BEGIN

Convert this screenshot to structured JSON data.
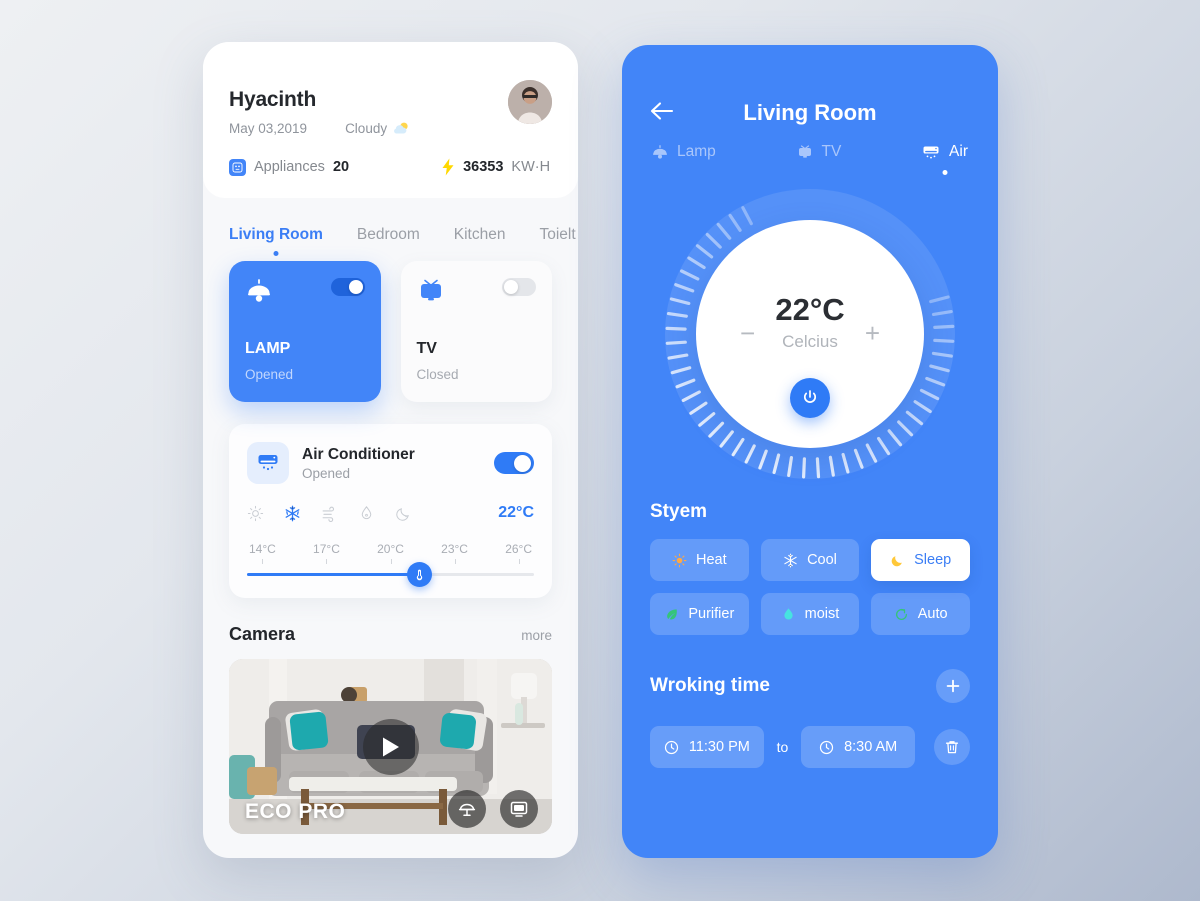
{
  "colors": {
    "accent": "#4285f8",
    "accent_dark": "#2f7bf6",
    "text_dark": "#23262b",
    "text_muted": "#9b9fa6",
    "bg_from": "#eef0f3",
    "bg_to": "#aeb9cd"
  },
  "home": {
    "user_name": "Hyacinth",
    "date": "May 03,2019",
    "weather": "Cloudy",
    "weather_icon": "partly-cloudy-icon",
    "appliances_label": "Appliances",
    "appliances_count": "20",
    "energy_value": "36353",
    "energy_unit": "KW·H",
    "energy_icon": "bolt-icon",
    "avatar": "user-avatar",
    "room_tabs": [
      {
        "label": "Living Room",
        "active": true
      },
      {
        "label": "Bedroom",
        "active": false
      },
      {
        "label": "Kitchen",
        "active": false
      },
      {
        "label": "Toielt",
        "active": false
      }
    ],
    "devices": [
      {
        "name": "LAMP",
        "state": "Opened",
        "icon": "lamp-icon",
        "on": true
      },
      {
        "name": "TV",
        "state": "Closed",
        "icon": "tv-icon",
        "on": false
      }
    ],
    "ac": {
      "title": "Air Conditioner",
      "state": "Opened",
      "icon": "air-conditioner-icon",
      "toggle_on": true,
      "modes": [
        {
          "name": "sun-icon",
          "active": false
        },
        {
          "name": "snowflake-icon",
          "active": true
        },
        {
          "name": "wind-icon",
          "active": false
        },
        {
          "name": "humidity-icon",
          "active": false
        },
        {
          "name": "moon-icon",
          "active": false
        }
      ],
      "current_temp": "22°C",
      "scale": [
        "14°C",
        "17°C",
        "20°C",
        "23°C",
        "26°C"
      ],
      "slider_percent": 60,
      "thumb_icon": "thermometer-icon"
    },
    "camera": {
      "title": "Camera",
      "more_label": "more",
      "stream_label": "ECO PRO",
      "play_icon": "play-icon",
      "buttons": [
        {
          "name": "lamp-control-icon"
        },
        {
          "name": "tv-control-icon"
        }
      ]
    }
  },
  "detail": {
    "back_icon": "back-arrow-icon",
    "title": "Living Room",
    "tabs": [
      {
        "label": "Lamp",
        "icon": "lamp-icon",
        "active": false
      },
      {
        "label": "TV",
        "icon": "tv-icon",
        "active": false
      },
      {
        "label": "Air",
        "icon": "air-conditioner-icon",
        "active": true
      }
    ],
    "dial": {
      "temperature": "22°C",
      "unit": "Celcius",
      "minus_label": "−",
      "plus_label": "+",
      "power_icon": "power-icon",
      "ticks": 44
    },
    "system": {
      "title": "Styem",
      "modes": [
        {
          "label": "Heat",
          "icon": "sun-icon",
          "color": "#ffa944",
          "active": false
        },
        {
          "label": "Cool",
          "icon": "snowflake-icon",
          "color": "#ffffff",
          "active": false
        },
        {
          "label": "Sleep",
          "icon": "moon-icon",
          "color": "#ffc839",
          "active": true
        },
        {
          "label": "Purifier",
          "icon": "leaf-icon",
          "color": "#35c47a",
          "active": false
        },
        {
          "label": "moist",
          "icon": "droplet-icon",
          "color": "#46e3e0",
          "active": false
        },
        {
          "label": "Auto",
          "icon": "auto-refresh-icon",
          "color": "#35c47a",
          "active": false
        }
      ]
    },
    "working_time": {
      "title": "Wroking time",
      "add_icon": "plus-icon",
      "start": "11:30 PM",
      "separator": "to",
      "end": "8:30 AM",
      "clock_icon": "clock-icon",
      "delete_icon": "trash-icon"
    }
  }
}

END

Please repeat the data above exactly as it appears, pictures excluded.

Convert this screenshot to structured JSON data.
{
  "colors": {
    "accent": "#4285f8",
    "accent_dark": "#2f7bf6",
    "text_dark": "#23262b",
    "text_muted": "#9b9fa6",
    "bg_from": "#eef0f3",
    "bg_to": "#aeb9cd"
  },
  "home": {
    "user_name": "Hyacinth",
    "date": "May 03,2019",
    "weather": "Cloudy",
    "weather_icon": "partly-cloudy-icon",
    "appliances_label": "Appliances",
    "appliances_count": "20",
    "energy_value": "36353",
    "energy_unit": "KW·H",
    "energy_icon": "bolt-icon",
    "avatar": "user-avatar",
    "room_tabs": [
      {
        "label": "Living Room",
        "active": true
      },
      {
        "label": "Bedroom",
        "active": false
      },
      {
        "label": "Kitchen",
        "active": false
      },
      {
        "label": "Toielt",
        "active": false
      }
    ],
    "devices": [
      {
        "name": "LAMP",
        "state": "Opened",
        "icon": "lamp-icon",
        "on": true
      },
      {
        "name": "TV",
        "state": "Closed",
        "icon": "tv-icon",
        "on": false
      }
    ],
    "ac": {
      "title": "Air Conditioner",
      "state": "Opened",
      "icon": "air-conditioner-icon",
      "toggle_on": true,
      "modes": [
        {
          "name": "sun-icon",
          "active": false
        },
        {
          "name": "snowflake-icon",
          "active": true
        },
        {
          "name": "wind-icon",
          "active": false
        },
        {
          "name": "humidity-icon",
          "active": false
        },
        {
          "name": "moon-icon",
          "active": false
        }
      ],
      "current_temp": "22°C",
      "scale": [
        "14°C",
        "17°C",
        "20°C",
        "23°C",
        "26°C"
      ],
      "slider_percent": 60,
      "thumb_icon": "thermometer-icon"
    },
    "camera": {
      "title": "Camera",
      "more_label": "more",
      "stream_label": "ECO PRO",
      "play_icon": "play-icon",
      "buttons": [
        {
          "name": "lamp-control-icon"
        },
        {
          "name": "tv-control-icon"
        }
      ]
    }
  },
  "detail": {
    "back_icon": "back-arrow-icon",
    "title": "Living Room",
    "tabs": [
      {
        "label": "Lamp",
        "icon": "lamp-icon",
        "active": false
      },
      {
        "label": "TV",
        "icon": "tv-icon",
        "active": false
      },
      {
        "label": "Air",
        "icon": "air-conditioner-icon",
        "active": true
      }
    ],
    "dial": {
      "temperature": "22°C",
      "unit": "Celcius",
      "minus_label": "−",
      "plus_label": "+",
      "power_icon": "power-icon",
      "ticks": 44
    },
    "system": {
      "title": "Styem",
      "modes": [
        {
          "label": "Heat",
          "icon": "sun-icon",
          "color": "#ffa944",
          "active": false
        },
        {
          "label": "Cool",
          "icon": "snowflake-icon",
          "color": "#ffffff",
          "active": false
        },
        {
          "label": "Sleep",
          "icon": "moon-icon",
          "color": "#ffc839",
          "active": true
        },
        {
          "label": "Purifier",
          "icon": "leaf-icon",
          "color": "#35c47a",
          "active": false
        },
        {
          "label": "moist",
          "icon": "droplet-icon",
          "color": "#46e3e0",
          "active": false
        },
        {
          "label": "Auto",
          "icon": "auto-refresh-icon",
          "color": "#35c47a",
          "active": false
        }
      ]
    },
    "working_time": {
      "title": "Wroking time",
      "add_icon": "plus-icon",
      "start": "11:30 PM",
      "separator": "to",
      "end": "8:30 AM",
      "clock_icon": "clock-icon",
      "delete_icon": "trash-icon"
    }
  }
}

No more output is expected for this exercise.